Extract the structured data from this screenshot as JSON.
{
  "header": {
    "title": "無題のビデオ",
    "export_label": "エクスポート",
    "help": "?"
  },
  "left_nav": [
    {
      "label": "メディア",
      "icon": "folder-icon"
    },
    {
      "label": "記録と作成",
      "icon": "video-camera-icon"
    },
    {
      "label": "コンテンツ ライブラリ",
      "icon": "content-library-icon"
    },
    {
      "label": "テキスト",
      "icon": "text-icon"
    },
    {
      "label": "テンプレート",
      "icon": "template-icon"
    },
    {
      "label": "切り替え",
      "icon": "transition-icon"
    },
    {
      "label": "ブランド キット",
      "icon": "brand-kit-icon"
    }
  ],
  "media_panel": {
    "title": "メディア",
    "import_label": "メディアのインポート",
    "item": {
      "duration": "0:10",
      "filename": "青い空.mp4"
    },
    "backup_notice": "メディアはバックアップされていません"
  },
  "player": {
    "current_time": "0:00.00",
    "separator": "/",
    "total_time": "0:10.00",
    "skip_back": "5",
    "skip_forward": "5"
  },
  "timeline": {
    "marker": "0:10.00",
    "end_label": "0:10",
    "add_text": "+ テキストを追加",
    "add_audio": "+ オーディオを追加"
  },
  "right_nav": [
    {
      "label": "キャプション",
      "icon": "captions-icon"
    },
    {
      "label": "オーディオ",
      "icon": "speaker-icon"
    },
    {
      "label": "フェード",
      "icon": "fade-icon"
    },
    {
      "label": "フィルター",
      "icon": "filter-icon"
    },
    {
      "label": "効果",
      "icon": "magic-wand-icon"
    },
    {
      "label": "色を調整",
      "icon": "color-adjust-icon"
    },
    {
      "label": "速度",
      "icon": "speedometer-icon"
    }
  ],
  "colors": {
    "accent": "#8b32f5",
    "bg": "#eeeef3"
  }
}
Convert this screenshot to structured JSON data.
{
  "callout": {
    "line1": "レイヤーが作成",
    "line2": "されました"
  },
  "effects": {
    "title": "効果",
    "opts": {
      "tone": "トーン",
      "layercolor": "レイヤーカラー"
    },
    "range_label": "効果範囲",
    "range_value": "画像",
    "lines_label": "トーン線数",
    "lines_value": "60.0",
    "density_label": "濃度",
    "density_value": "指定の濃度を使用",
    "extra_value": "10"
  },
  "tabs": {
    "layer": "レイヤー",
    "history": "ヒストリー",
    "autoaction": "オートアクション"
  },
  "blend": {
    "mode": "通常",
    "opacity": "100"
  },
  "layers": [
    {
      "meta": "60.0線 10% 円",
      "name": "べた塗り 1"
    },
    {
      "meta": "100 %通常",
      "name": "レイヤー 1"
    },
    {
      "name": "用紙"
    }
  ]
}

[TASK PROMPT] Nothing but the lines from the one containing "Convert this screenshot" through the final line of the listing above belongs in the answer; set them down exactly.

[COMPLETED EXERCISE]
Convert this screenshot to structured JSON data.
{
  "callout": {
    "line1": "レイヤーが作成",
    "line2": "されました"
  },
  "effects": {
    "title": "効果",
    "opts": {
      "tone": "トーン",
      "layercolor": "レイヤーカラー"
    },
    "range_label": "効果範囲",
    "range_value": "画像",
    "lines_label": "トーン線数",
    "lines_value": "60.0",
    "density_label": "濃度",
    "density_value": "指定の濃度を使用",
    "extra_value": "10"
  },
  "tabs": {
    "layer": "レイヤー",
    "history": "ヒストリー",
    "autoaction": "オートアクション"
  },
  "blend": {
    "mode": "通常",
    "opacity": "100"
  },
  "layers": [
    {
      "meta": "60.0線 10% 円",
      "name": "べた塗り 1"
    },
    {
      "meta": "100 %通常",
      "name": "レイヤー 1"
    },
    {
      "name": "用紙"
    }
  ]
}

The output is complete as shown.